martes, 23 de julio de 2013

Debugging assembly in Pharo VM with GDB

Debugging with GDB can be a pain at first. Specially when you just start learning to use it, finding a bug with it seems to be almost impossible. Dealing with a big executable like PharoVM can be even worse because you feel lost in the code, and not to mention dealing with SIGALRM signaling all the time, which doesn't let you debug because the execution context changes all the time.

But GDB has some very powerful tricks that let you do amazing things, like back-in-time debugging (one of it's best kept secrets), so it's just a matter of acquiring experience. In the last few days I spent some time debugging assembly that I generated and run on-the-fly with Pharo and I want to share some of the most useful things I've learnt.

There are many things in GDB that can be configured. You can even generate commands for commonly used sequences of instructions. The simplest form of configuration is creating a .gdbinit file in your home directory. GDB executes the commands of this file when it starts. I based my .gdbinit file on one that Eliot sent to me some time ago, and added a few things.

I'm just attaching it at the end because it's mostly self explaining. It sets up some common options, improves the layout and defines some commands.

What I wanted to do was to debug the assembly I was generating and executing on-the-fly. To do that, I first start pharo as always. Then, I open a terminal and write

~$ sudo gdb --pid `pidof pharo`

this starts a gdb session and attaches to the running pharo process (here I'm assuming there's only one pharo process running, and that the executable name is pharo, which I'm not sure is always the case). Just because I put the .gdbinit file in my ~ directory, I can execute

(gdb) openwindows

to see this

which is much better. You can change focus with

focus next | prev | src | asm | regs | split

And do some other things, like these. But now I want to go back to pharo again so I enter continue. In pharo, I generate and run a bunch of assembly instructions, being the first of them an int3, which when executed triggers a breakpoint in gdb.

(gdb) c

Program received signal SIGTRAP, Trace/breakpoint trap.
0xaa312005 in ?? ()

if we try to step into the next instruction we get

(gdb) si
0x0809e300 in heartbeat_handler ()

this happens because in Pharo the SIGALRM is signaled periodically, and it will not let us debug our assembly. To avoid this we have to enter

(gdb) handle SIGALRM ignore

in .gdbinit I put begindebug command which does just that, and also enables back-in-time debuging.

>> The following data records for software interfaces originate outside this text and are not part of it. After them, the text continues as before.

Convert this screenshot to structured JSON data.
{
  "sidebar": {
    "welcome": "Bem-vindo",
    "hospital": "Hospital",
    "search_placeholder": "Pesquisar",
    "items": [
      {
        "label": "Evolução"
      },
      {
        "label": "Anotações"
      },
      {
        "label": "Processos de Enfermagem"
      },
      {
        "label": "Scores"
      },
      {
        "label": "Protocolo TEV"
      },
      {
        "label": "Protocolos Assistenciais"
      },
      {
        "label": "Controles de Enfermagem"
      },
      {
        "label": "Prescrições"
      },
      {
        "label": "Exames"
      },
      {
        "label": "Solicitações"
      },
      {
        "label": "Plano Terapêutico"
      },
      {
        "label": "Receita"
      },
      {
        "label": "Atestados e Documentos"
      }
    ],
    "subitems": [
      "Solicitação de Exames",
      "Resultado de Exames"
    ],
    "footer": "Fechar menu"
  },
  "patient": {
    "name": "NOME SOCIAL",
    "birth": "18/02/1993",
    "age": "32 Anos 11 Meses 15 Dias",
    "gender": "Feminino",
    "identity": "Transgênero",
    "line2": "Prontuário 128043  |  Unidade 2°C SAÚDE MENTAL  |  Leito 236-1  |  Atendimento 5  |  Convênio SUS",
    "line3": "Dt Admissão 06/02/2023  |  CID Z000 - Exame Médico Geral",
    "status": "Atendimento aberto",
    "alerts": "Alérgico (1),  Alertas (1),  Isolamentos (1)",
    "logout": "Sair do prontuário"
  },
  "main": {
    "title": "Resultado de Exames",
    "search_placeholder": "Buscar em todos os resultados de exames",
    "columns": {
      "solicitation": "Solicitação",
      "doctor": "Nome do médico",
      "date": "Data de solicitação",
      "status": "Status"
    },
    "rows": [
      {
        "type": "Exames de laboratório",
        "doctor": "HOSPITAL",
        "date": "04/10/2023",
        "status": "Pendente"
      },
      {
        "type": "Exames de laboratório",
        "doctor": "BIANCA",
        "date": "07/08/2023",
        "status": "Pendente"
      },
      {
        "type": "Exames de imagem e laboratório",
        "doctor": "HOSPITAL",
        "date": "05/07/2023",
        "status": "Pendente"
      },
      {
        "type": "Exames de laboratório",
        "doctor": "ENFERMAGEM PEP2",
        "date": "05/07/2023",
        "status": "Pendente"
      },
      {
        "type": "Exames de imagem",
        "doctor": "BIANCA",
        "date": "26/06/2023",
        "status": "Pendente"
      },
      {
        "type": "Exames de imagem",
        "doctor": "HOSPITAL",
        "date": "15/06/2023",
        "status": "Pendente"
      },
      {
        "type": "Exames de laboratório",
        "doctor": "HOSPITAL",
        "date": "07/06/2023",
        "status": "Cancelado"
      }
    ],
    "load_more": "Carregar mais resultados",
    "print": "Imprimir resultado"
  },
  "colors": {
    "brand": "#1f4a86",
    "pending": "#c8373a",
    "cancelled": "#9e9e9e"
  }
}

Now we can debug our code without problems. After we finish, we disable back-in-time debugging and re-enable SIGALRM, with this command I also added to .gdbinit

(gdb) enddebug

That's all for now, see you in the next post.

(gdb) q